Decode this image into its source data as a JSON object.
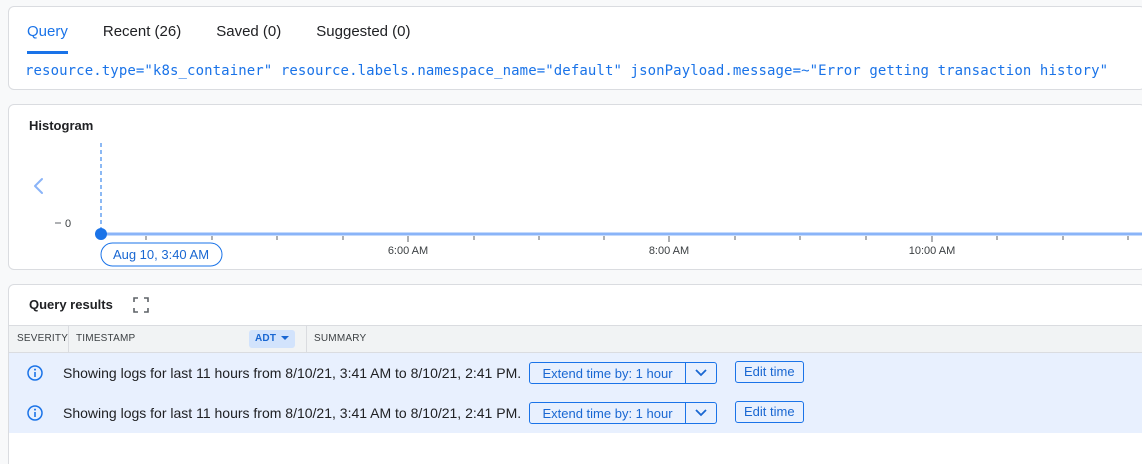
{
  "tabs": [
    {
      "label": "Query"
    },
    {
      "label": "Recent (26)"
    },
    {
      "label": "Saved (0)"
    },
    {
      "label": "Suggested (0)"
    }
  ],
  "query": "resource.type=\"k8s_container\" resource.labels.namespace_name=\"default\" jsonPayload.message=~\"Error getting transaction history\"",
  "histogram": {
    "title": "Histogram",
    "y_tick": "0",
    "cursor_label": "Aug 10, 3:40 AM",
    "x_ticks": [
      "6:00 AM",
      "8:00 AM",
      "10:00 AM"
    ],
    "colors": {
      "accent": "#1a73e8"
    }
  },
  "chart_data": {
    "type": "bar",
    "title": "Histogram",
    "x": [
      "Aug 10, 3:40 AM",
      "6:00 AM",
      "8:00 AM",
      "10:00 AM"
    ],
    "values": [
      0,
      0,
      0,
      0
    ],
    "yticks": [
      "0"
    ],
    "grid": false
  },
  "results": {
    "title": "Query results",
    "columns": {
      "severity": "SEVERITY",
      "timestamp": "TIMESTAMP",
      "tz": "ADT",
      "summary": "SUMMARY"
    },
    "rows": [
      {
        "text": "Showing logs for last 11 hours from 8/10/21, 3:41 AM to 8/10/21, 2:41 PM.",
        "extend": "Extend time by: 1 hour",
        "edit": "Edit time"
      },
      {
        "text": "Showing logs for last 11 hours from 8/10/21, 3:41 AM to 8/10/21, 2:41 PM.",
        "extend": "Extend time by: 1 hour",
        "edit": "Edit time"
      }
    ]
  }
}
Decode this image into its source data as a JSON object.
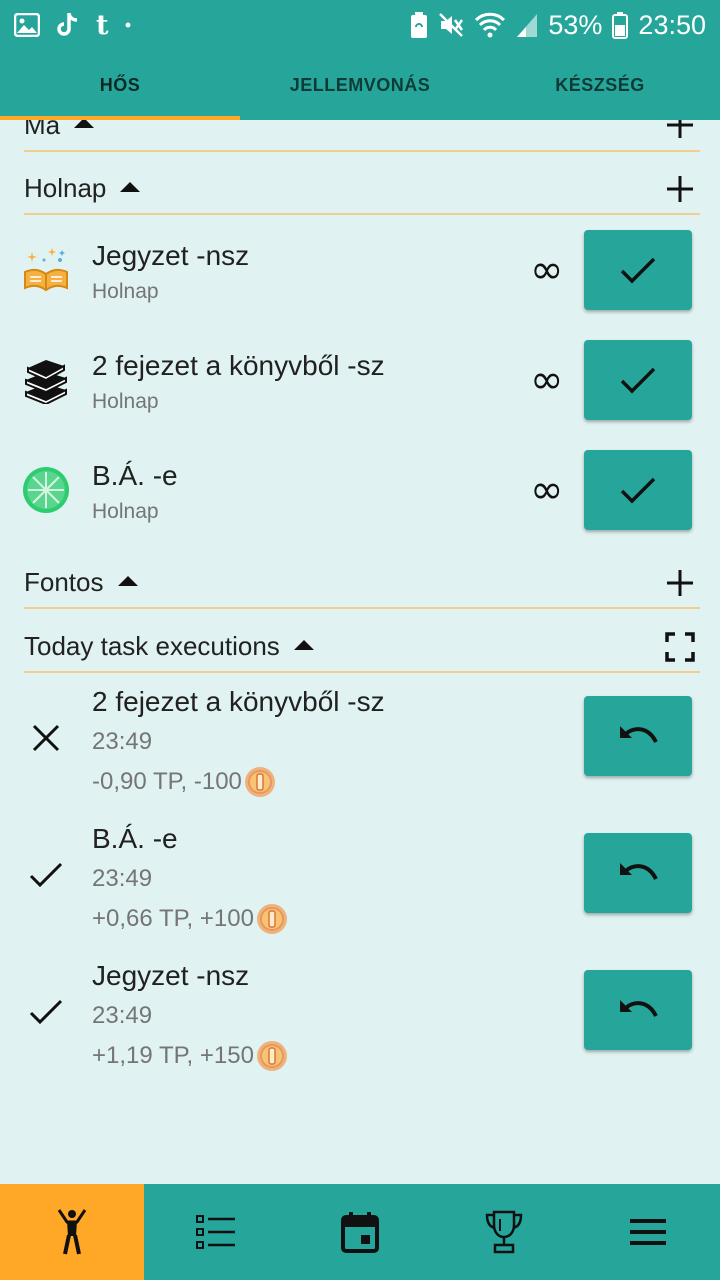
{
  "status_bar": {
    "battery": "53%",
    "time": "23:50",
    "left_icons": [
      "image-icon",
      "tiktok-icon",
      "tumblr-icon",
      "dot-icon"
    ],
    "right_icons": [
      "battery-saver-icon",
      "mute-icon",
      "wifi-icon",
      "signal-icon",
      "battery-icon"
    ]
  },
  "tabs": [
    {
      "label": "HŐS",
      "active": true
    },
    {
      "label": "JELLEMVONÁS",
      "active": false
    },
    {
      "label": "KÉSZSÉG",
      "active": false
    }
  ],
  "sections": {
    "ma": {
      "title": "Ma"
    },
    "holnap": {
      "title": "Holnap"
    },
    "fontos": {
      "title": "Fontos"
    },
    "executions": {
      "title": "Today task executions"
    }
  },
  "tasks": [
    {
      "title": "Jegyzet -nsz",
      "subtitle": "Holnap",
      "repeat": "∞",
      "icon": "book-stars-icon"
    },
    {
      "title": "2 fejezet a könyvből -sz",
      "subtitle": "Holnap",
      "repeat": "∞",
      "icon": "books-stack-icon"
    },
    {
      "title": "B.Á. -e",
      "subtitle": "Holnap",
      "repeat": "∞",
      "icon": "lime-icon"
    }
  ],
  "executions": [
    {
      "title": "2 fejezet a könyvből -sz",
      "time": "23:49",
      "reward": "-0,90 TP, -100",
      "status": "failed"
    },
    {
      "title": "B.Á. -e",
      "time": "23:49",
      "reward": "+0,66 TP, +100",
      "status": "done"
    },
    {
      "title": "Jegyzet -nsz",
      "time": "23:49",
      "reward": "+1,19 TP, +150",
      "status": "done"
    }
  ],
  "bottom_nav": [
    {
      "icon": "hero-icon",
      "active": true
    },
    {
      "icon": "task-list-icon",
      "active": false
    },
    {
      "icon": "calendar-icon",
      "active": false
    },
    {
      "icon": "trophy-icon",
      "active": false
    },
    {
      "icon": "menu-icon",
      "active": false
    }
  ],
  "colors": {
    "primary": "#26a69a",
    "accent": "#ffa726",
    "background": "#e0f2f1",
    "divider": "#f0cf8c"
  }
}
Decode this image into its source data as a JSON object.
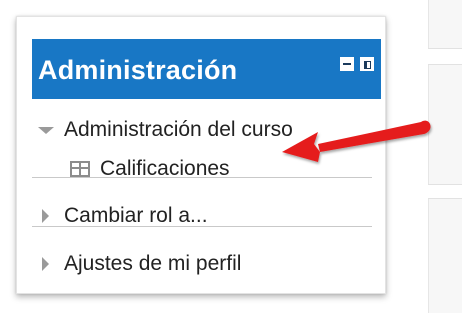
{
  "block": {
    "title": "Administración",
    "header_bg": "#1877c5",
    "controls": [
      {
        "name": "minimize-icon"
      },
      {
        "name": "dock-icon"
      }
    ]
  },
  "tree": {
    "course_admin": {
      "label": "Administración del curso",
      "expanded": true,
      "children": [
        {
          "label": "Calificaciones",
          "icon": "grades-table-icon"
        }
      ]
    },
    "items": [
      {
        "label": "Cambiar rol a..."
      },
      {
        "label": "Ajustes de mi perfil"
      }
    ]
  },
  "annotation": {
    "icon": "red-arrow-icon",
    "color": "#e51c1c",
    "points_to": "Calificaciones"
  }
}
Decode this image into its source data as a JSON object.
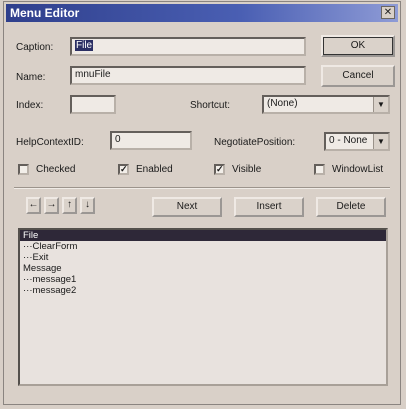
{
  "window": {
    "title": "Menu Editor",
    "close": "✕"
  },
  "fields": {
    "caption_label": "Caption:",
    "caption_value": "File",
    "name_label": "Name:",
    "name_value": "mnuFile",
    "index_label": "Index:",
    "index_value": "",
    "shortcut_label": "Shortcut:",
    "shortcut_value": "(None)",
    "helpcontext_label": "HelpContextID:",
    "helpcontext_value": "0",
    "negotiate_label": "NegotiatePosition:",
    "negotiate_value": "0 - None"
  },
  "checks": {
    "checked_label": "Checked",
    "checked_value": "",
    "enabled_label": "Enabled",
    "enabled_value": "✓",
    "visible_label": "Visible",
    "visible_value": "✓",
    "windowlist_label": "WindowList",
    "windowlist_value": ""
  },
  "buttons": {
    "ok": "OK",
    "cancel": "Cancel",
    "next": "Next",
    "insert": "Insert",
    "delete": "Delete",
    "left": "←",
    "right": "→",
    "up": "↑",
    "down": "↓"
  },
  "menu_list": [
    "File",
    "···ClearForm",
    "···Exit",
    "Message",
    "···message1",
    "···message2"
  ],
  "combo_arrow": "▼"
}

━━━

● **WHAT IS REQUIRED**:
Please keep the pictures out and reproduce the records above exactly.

● **ANSWER BOX**:
Decode this image into its source data as a JSON object.
{
  "tabs": [
    {
      "label": "Query"
    },
    {
      "label": "Recent (26)"
    },
    {
      "label": "Saved (0)"
    },
    {
      "label": "Suggested (0)"
    }
  ],
  "query": "resource.type=\"k8s_container\" resource.labels.namespace_name=\"default\" jsonPayload.message=~\"Error getting transaction history\"",
  "histogram": {
    "title": "Histogram",
    "y_tick": "0",
    "cursor_label": "Aug 10, 3:40 AM",
    "x_ticks": [
      "6:00 AM",
      "8:00 AM",
      "10:00 AM"
    ],
    "colors": {
      "accent": "#1a73e8"
    }
  },
  "chart_data": {
    "type": "bar",
    "title": "Histogram",
    "x": [
      "Aug 10, 3:40 AM",
      "6:00 AM",
      "8:00 AM",
      "10:00 AM"
    ],
    "values": [
      0,
      0,
      0,
      0
    ],
    "yticks": [
      "0"
    ],
    "grid": false
  },
  "results": {
    "title": "Query results",
    "columns": {
      "severity": "SEVERITY",
      "timestamp": "TIMESTAMP",
      "tz": "ADT",
      "summary": "SUMMARY"
    },
    "rows": [
      {
        "text": "Showing logs for last 11 hours from 8/10/21, 3:41 AM to 8/10/21, 2:41 PM.",
        "extend": "Extend time by: 1 hour",
        "edit": "Edit time"
      },
      {
        "text": "Showing logs for last 11 hours from 8/10/21, 3:41 AM to 8/10/21, 2:41 PM.",
        "extend": "Extend time by: 1 hour",
        "edit": "Edit time"
      }
    ]
  }
}
Decode this image into its source data as a JSON object.
{
  "status_bar": {
    "battery": "53%",
    "time": "23:50",
    "left_icons": [
      "image-icon",
      "tiktok-icon",
      "tumblr-icon",
      "dot-icon"
    ],
    "right_icons": [
      "battery-saver-icon",
      "mute-icon",
      "wifi-icon",
      "signal-icon",
      "battery-icon"
    ]
  },
  "tabs": [
    {
      "label": "HŐS",
      "active": true
    },
    {
      "label": "JELLEMVONÁS",
      "active": false
    },
    {
      "label": "KÉSZSÉG",
      "active": false
    }
  ],
  "sections": {
    "ma": {
      "title": "Ma"
    },
    "holnap": {
      "title": "Holnap"
    },
    "fontos": {
      "title": "Fontos"
    },
    "executions": {
      "title": "Today task executions"
    }
  },
  "tasks": [
    {
      "title": "Jegyzet -nsz",
      "subtitle": "Holnap",
      "repeat": "∞",
      "icon": "book-stars-icon"
    },
    {
      "title": "2 fejezet a könyvből -sz",
      "subtitle": "Holnap",
      "repeat": "∞",
      "icon": "books-stack-icon"
    },
    {
      "title": "B.Á. -e",
      "subtitle": "Holnap",
      "repeat": "∞",
      "icon": "lime-icon"
    }
  ],
  "executions": [
    {
      "title": "2 fejezet a könyvből -sz",
      "time": "23:49",
      "reward": "-0,90 TP, -100",
      "status": "failed"
    },
    {
      "title": "B.Á. -e",
      "time": "23:49",
      "reward": "+0,66 TP, +100",
      "status": "done"
    },
    {
      "title": "Jegyzet -nsz",
      "time": "23:49",
      "reward": "+1,19 TP, +150",
      "status": "done"
    }
  ],
  "bottom_nav": [
    {
      "icon": "hero-icon",
      "active": true
    },
    {
      "icon": "task-list-icon",
      "active": false
    },
    {
      "icon": "calendar-icon",
      "active": false
    },
    {
      "icon": "trophy-icon",
      "active": false
    },
    {
      "icon": "menu-icon",
      "active": false
    }
  ],
  "colors": {
    "primary": "#26a69a",
    "accent": "#ffa726",
    "background": "#e0f2f1",
    "divider": "#f0cf8c"
  }
}
Decode this image into its source data as a JSON object.
{
  "block": {
    "title": "Administración",
    "header_bg": "#1877c5",
    "controls": [
      {
        "name": "minimize-icon"
      },
      {
        "name": "dock-icon"
      }
    ]
  },
  "tree": {
    "course_admin": {
      "label": "Administración del curso",
      "expanded": true,
      "children": [
        {
          "label": "Calificaciones",
          "icon": "grades-table-icon"
        }
      ]
    },
    "items": [
      {
        "label": "Cambiar rol a..."
      },
      {
        "label": "Ajustes de mi perfil"
      }
    ]
  },
  "annotation": {
    "icon": "red-arrow-icon",
    "color": "#e51c1c",
    "points_to": "Calificaciones"
  }
}
Decode this image into its source data as a JSON object.
{
  "window": {
    "title": "Menu Editor",
    "close": "✕"
  },
  "fields": {
    "caption_label": "Caption:",
    "caption_value": "File",
    "name_label": "Name:",
    "name_value": "mnuFile",
    "index_label": "Index:",
    "index_value": "",
    "shortcut_label": "Shortcut:",
    "shortcut_value": "(None)",
    "helpcontext_label": "HelpContextID:",
    "helpcontext_value": "0",
    "negotiate_label": "NegotiatePosition:",
    "negotiate_value": "0 - None"
  },
  "checks": {
    "checked_label": "Checked",
    "checked_value": "",
    "enabled_label": "Enabled",
    "enabled_value": "✓",
    "visible_label": "Visible",
    "visible_value": "✓",
    "windowlist_label": "WindowList",
    "windowlist_value": ""
  },
  "buttons": {
    "ok": "OK",
    "cancel": "Cancel",
    "next": "Next",
    "insert": "Insert",
    "delete": "Delete",
    "left": "←",
    "right": "→",
    "up": "↑",
    "down": "↓"
  },
  "menu_list": [
    "File",
    "···ClearForm",
    "···Exit",
    "Message",
    "···message1",
    "···message2"
  ],
  "combo_arrow": "▼"
}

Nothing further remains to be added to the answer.